NADIS BPEX Commentary – August 2010

by 5m Editor
1 September 2010, at 12:33am

UK - Having successfully produced pigs up to the point of weaning – the most technically complex part of pig production – it is galling for pig farmers to then endure further loss in the form of death of pigs after weaning up to point of sale, not to mention the huge welfare implications for the pigs themselves of disease processes and physical injuries and abnormalities that lead to this loss, according to BPEX's monthly NADIS commentary for August 2010.

NADIS surveillance veterinary surgeons record and report the quarterly figures for mortality from weaning to sale – whenever that may occur – in a defined population that currently is concentrated in the central/East Anglia region and in the North East where there are well documented differences in systems of management (e.g. East Anglia contain a higher proportion of straw based/outdoor sow systems with offsite rearing/finishing whereas slatted breeder feeder farms are more often seen in the North East.)

Pigs have been through a torrid time in the last ten years with PCV2, a major cause of loss. The advent of vaccines – albeit under restricted availability – in 2006/7 is generally accepted as having provided major benefits. The NADIS data collection began in the spring of 2007 just as vaccinated pigs were beginning to filter through the system and the BPEX subsidised vaccine programme took hold in spring of 2008 with vaccinated pigs coming through for slaughter in large numbers by the end of that year.

The pattern of mortality can thus be tracked over time (Graphs 1a & b).

Death rates were at their highest at the start of this period (Mid 2007) and whilst dropping dramatically later that year, rose back up in the winter/spring of 2008. There was then a marked decline through late 2008 and this improvement has been largely maintained at around 3.5 per cent total losses since then. However, many factors are in play on causes of death and a marked jump occurred in this last winter corresponding with the severe weather of Dec/Jan/Feb with clinical problems particularly in younger weaners widely reported at that time. It is disappointing to see that losses now are still ahead of those seen last year and might be attributable to:

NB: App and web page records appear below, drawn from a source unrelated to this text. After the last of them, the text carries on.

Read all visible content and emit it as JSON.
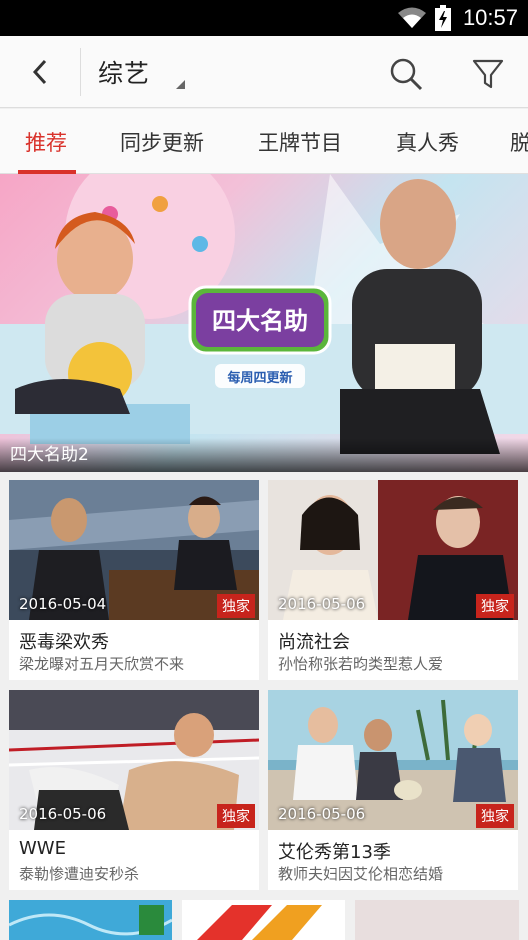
{
  "status_bar": {
    "time": "10:57",
    "icons": [
      "wifi-icon",
      "battery-charging-icon"
    ]
  },
  "header": {
    "category": "综艺",
    "icons": [
      "back-arrow-icon",
      "search-icon",
      "filter-icon"
    ]
  },
  "tabs": [
    {
      "label": "推荐",
      "active": true
    },
    {
      "label": "同步更新",
      "active": false
    },
    {
      "label": "王牌节目",
      "active": false
    },
    {
      "label": "真人秀",
      "active": false
    },
    {
      "label": "脱",
      "active": false
    }
  ],
  "banner": {
    "caption": "四大名助2",
    "logo_text": "四大名助",
    "logo_subtext": "每周四更新"
  },
  "cards": [
    {
      "date": "2016-05-04",
      "badge": "独家",
      "title": "恶毒梁欢秀",
      "subtitle": "梁龙曝对五月天欣赏不来"
    },
    {
      "date": "2016-05-06",
      "badge": "独家",
      "title": "尚流社会",
      "subtitle": "孙怡称张若昀类型惹人爱"
    },
    {
      "date": "2016-05-06",
      "badge": "独家",
      "title": "WWE",
      "subtitle": "泰勒惨遭迪安秒杀"
    },
    {
      "date": "2016-05-06",
      "badge": "独家",
      "title": "艾伦秀第13季",
      "subtitle": "教师夫妇因艾伦相恋结婚"
    }
  ],
  "colors": {
    "accent": "#d9322b",
    "badge": "#c7241c"
  }
}
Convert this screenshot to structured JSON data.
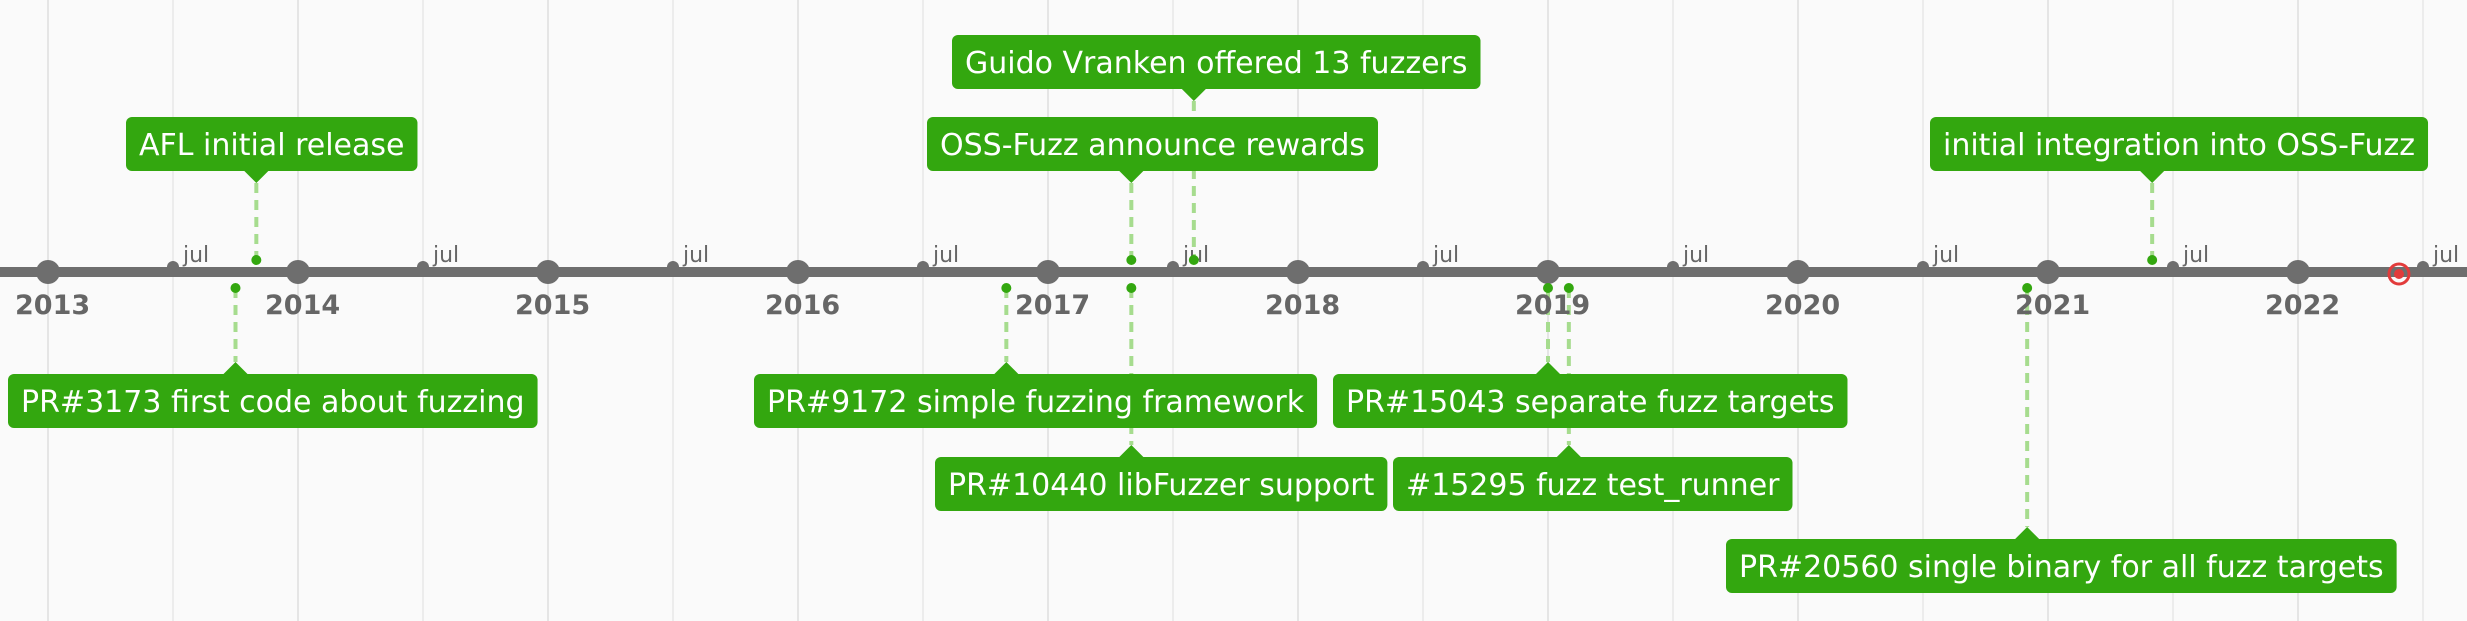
{
  "axis": {
    "years": [
      "2013",
      "2014",
      "2015",
      "2016",
      "2017",
      "2018",
      "2019",
      "2020",
      "2021",
      "2022"
    ],
    "half_year_label": "jul",
    "marker_color": "#e23b3b"
  },
  "colors": {
    "accent": "#33a70f",
    "connector": "#a6dc8e",
    "axis": "#6e6e6e",
    "background": "#fafafa"
  },
  "events": [
    {
      "text": "Guido Vranken offered 13 fuzzers",
      "position": "above",
      "date": "2017-08"
    },
    {
      "text": "AFL initial release",
      "position": "above",
      "date": "2013-11"
    },
    {
      "text": "OSS-Fuzz announce rewards",
      "position": "above",
      "date": "2017-05"
    },
    {
      "text": "initial integration into OSS-Fuzz",
      "position": "above",
      "date": "2021-06"
    },
    {
      "text": "PR#3173 first code about fuzzing",
      "position": "below",
      "date": "2013-10"
    },
    {
      "text": "PR#9172 simple fuzzing framework",
      "position": "below",
      "date": "2016-11"
    },
    {
      "text": "PR#10440 libFuzzer support",
      "position": "below",
      "date": "2017-05"
    },
    {
      "text": "PR#15043 separate fuzz targets",
      "position": "below",
      "date": "2019-01"
    },
    {
      "text": "#15295 fuzz test_runner",
      "position": "below",
      "date": "2019-02"
    },
    {
      "text": "PR#20560 single binary for all fuzz targets",
      "position": "below",
      "date": "2020-12"
    }
  ]
}
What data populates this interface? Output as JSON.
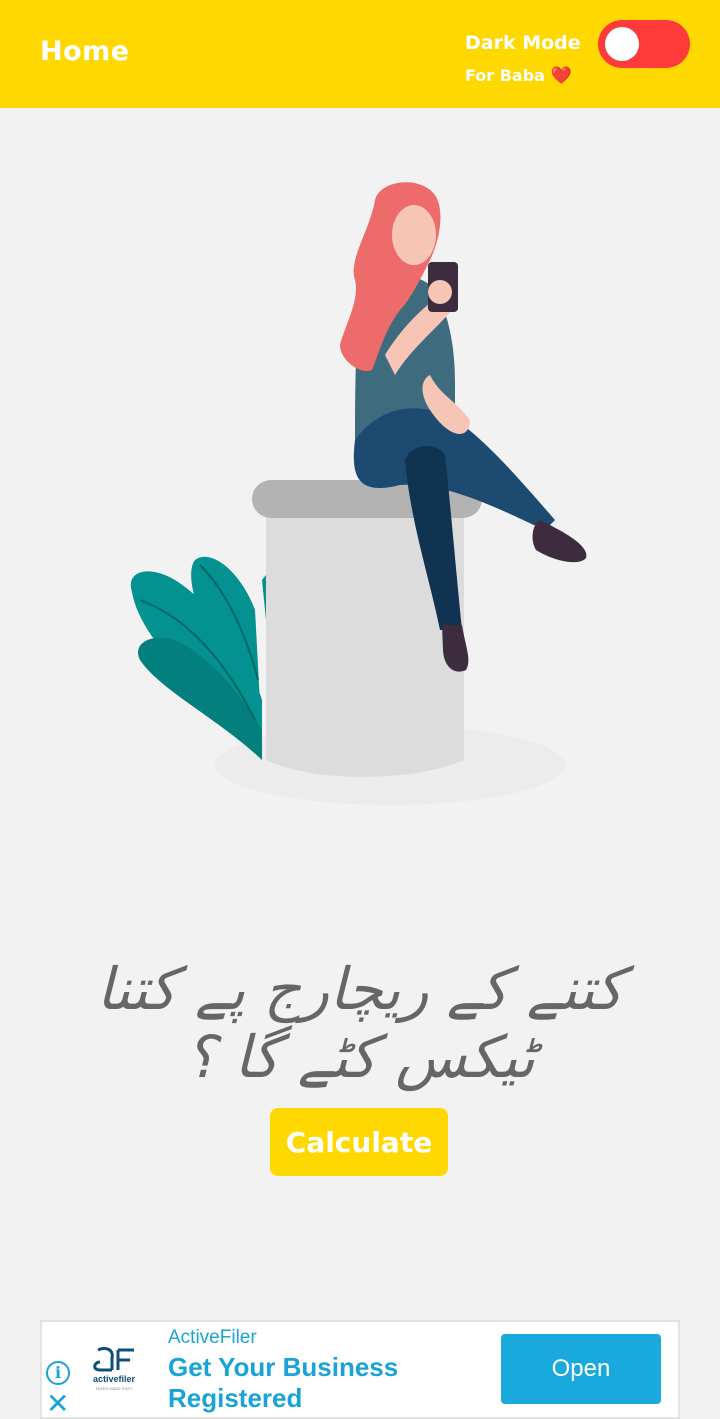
{
  "appbar": {
    "title": "Home",
    "dark_mode_label": "Dark Mode",
    "subtitle": "For Baba",
    "heart": "❤️",
    "dark_mode_on": false
  },
  "main": {
    "question": "کتنے کے ریچارج پے کتنا ٹیکس کٹے گا ؟",
    "calculate_label": "Calculate"
  },
  "ad": {
    "brand": "ActiveFiler",
    "headline": "Get Your Business Registered",
    "open_label": "Open",
    "info_icon": "i",
    "close_icon": "✕",
    "logo_text": "activefiler",
    "logo_tagline": "TAXES MADE EASY"
  },
  "colors": {
    "primary": "#ffd800",
    "toggle_track": "#ff3a3a",
    "ad_accent": "#1aa3d6"
  }
}
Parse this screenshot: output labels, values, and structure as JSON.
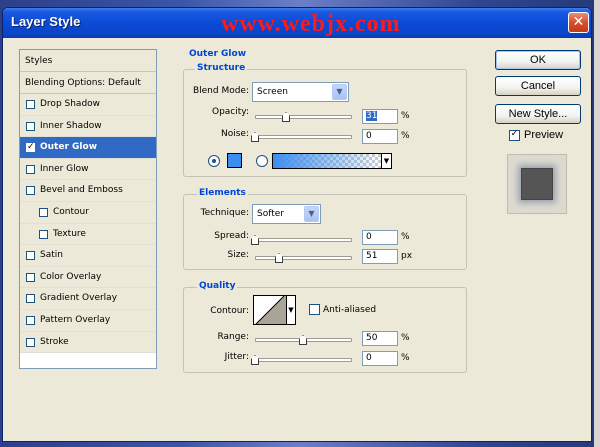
{
  "window": {
    "title": "Layer Style",
    "watermark": "www.webjx.com",
    "close_glyph": "✕"
  },
  "styles_panel": {
    "header": "Styles",
    "blending_default": "Blending Options: Default",
    "items": [
      {
        "label": "Drop Shadow",
        "checked": false,
        "indent": false,
        "active": false
      },
      {
        "label": "Inner Shadow",
        "checked": false,
        "indent": false,
        "active": false
      },
      {
        "label": "Outer Glow",
        "checked": true,
        "indent": false,
        "active": true
      },
      {
        "label": "Inner Glow",
        "checked": false,
        "indent": false,
        "active": false
      },
      {
        "label": "Bevel and Emboss",
        "checked": false,
        "indent": false,
        "active": false
      },
      {
        "label": "Contour",
        "checked": false,
        "indent": true,
        "active": false
      },
      {
        "label": "Texture",
        "checked": false,
        "indent": true,
        "active": false
      },
      {
        "label": "Satin",
        "checked": false,
        "indent": false,
        "active": false
      },
      {
        "label": "Color Overlay",
        "checked": false,
        "indent": false,
        "active": false
      },
      {
        "label": "Gradient Overlay",
        "checked": false,
        "indent": false,
        "active": false
      },
      {
        "label": "Pattern Overlay",
        "checked": false,
        "indent": false,
        "active": false
      },
      {
        "label": "Stroke",
        "checked": false,
        "indent": false,
        "active": false
      }
    ]
  },
  "outer_glow": {
    "title": "Outer Glow",
    "structure": {
      "title": "Structure",
      "blend_mode_label": "Blend Mode:",
      "blend_mode_value": "Screen",
      "opacity_label": "Opacity:",
      "opacity_value": "31",
      "opacity_unit": "%",
      "noise_label": "Noise:",
      "noise_value": "0",
      "noise_unit": "%",
      "glow_color": "#3c8df0"
    },
    "elements": {
      "title": "Elements",
      "technique_label": "Technique:",
      "technique_value": "Softer",
      "spread_label": "Spread:",
      "spread_value": "0",
      "spread_unit": "%",
      "size_label": "Size:",
      "size_value": "51",
      "size_unit": "px"
    },
    "quality": {
      "title": "Quality",
      "contour_label": "Contour:",
      "anti_aliased_label": "Anti-aliased",
      "range_label": "Range:",
      "range_value": "50",
      "range_unit": "%",
      "jitter_label": "Jitter:",
      "jitter_value": "0",
      "jitter_unit": "%"
    }
  },
  "buttons": {
    "ok": "OK",
    "cancel": "Cancel",
    "new_style": "New Style...",
    "preview_label": "Preview",
    "preview_checked": true
  }
}
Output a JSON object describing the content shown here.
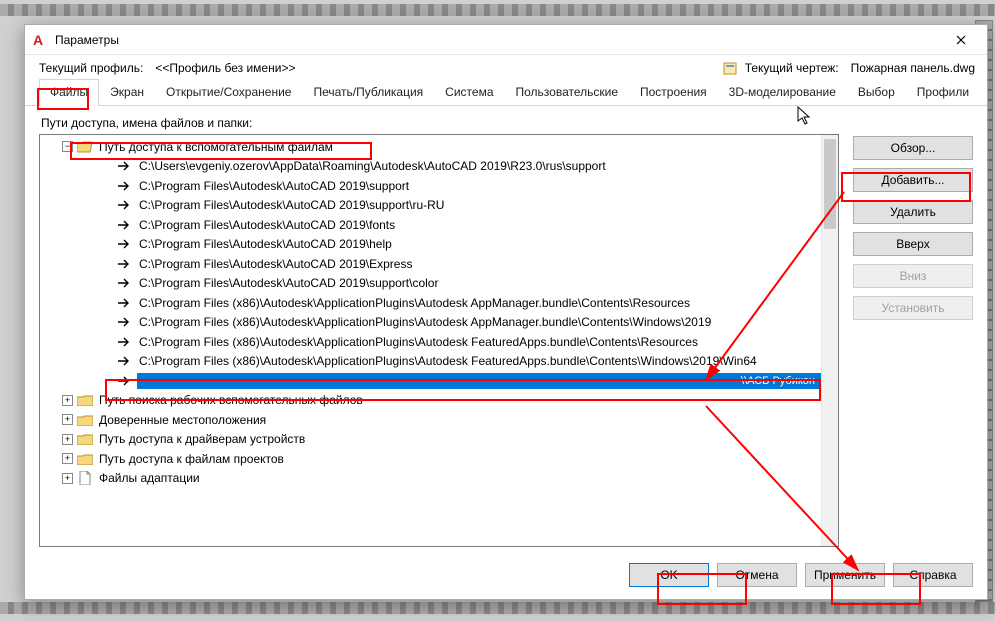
{
  "window": {
    "title": "Параметры"
  },
  "header": {
    "profile_label": "Текущий профиль:",
    "profile_value": "<<Профиль без имени>>",
    "drawing_label": "Текущий чертеж:",
    "drawing_value": "Пожарная панель.dwg"
  },
  "tabs": [
    "Файлы",
    "Экран",
    "Открытие/Сохранение",
    "Печать/Публикация",
    "Система",
    "Пользовательские",
    "Построения",
    "3D-моделирование",
    "Выбор",
    "Профили"
  ],
  "section_label": "Пути доступа, имена файлов и папки:",
  "tree": {
    "root_label": "Путь доступа к вспомогательным файлам",
    "paths": [
      "C:\\Users\\evgeniy.ozerov\\AppData\\Roaming\\Autodesk\\AutoCAD 2019\\R23.0\\rus\\support",
      "C:\\Program Files\\Autodesk\\AutoCAD 2019\\support",
      "C:\\Program Files\\Autodesk\\AutoCAD 2019\\support\\ru-RU",
      "C:\\Program Files\\Autodesk\\AutoCAD 2019\\fonts",
      "C:\\Program Files\\Autodesk\\AutoCAD 2019\\help",
      "C:\\Program Files\\Autodesk\\AutoCAD 2019\\Express",
      "C:\\Program Files\\Autodesk\\AutoCAD 2019\\support\\color",
      "C:\\Program Files (x86)\\Autodesk\\ApplicationPlugins\\Autodesk AppManager.bundle\\Contents\\Resources",
      "C:\\Program Files (x86)\\Autodesk\\ApplicationPlugins\\Autodesk AppManager.bundle\\Contents\\Windows\\2019",
      "C:\\Program Files (x86)\\Autodesk\\ApplicationPlugins\\Autodesk FeaturedApps.bundle\\Contents\\Resources",
      "C:\\Program Files (x86)\\Autodesk\\ApplicationPlugins\\Autodesk FeaturedApps.bundle\\Contents\\Windows\\2019\\Win64"
    ],
    "selected_path_label": "\\\\АСБ Рубикон",
    "siblings": [
      "Путь поиска рабочих вспомогательных файлов",
      "Доверенные местоположения",
      "Путь доступа к драйверам устройств",
      "Путь доступа к файлам проектов",
      "Файлы адаптации"
    ]
  },
  "side_buttons": {
    "browse": "Обзор...",
    "add": "Добавить...",
    "delete": "Удалить",
    "up": "Вверх",
    "down": "Вниз",
    "set": "Установить"
  },
  "bottom_buttons": {
    "ok": "OK",
    "cancel": "Отмена",
    "apply": "Применить",
    "help": "Справка"
  }
}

  1. Damage done to young pigs in the winter that is still working its way through the system
  2. Reduced numbers of pigs weaned in winter (due to previously reported high preweaning losses especially in the outdoor sector) affecting calculation of percentages

Between management systems (Graph 2) looking at the current picture, death rates continue to be higher on slatted systems compared to those based on straw – a picture that reflects geographically (Graph 3) where East Anglia favours straw based systems.

There are only marginal differences between indoor and outdoor produced pigs (where outdoor derived pigs have slightly lower levels of loss) and very little difference between batch and continuous flow systems perhaps suggesting that the batch production either doesn’t give such benefits as might be expected or batch system management fails to take advantage of any potential benefits such system would be expected to have.

Graph 3 breaks data down by herd type. Breeder feeder and Nursery Finisher farms would be expected to have higher mortality recorded – the pigs are on site longer in these systems. Given the different populations monitored it may not be valid to simply add B/W or nursery to finisher only deaths, but it is worth noting that if this is done overall losses are around 6 per cent whereas for single site growing they are only 5 per cent.

There is also a fairly steady trend of increasing percentage loss with herd size (Graph 5) although no detail is collected to explain an almost doubling of loss between the smallest and largest sites monitored.

5m Editor